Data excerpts
......
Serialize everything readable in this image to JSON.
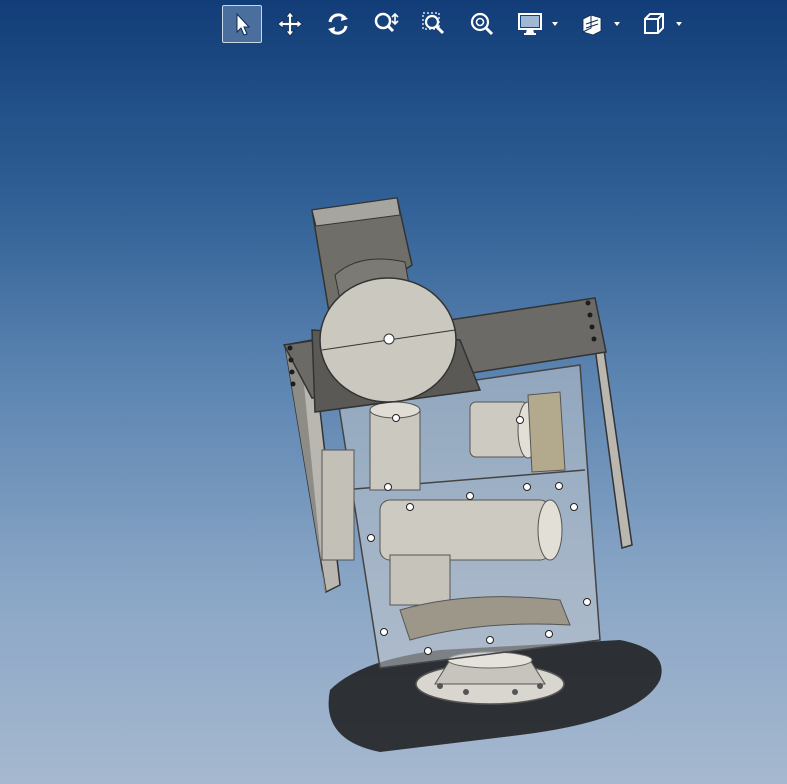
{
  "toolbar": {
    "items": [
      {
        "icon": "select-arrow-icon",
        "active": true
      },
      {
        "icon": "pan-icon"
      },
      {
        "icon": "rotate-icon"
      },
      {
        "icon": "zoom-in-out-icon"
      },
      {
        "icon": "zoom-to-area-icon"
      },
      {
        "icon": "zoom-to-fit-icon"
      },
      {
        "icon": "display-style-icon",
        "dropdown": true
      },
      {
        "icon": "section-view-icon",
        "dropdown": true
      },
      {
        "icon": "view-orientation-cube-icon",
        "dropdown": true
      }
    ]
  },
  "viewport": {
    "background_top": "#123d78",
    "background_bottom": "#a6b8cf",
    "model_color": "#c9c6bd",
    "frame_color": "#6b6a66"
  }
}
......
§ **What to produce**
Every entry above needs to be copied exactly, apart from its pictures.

§ **Solution below**
Serialize everything readable in this image to JSON.
{
  "toolbar": {
    "items": [
      {
        "icon": "select-arrow-icon",
        "active": true
      },
      {
        "icon": "pan-icon"
      },
      {
        "icon": "rotate-icon"
      },
      {
        "icon": "zoom-in-out-icon"
      },
      {
        "icon": "zoom-to-area-icon"
      },
      {
        "icon": "zoom-to-fit-icon"
      },
      {
        "icon": "display-style-icon",
        "dropdown": true
      },
      {
        "icon": "section-view-icon",
        "dropdown": true
      },
      {
        "icon": "view-orientation-cube-icon",
        "dropdown": true
      }
    ]
  },
  "viewport": {
    "background_top": "#123d78",
    "background_bottom": "#a6b8cf",
    "model_color": "#c9c6bd",
    "frame_color": "#6b6a66"
  }
}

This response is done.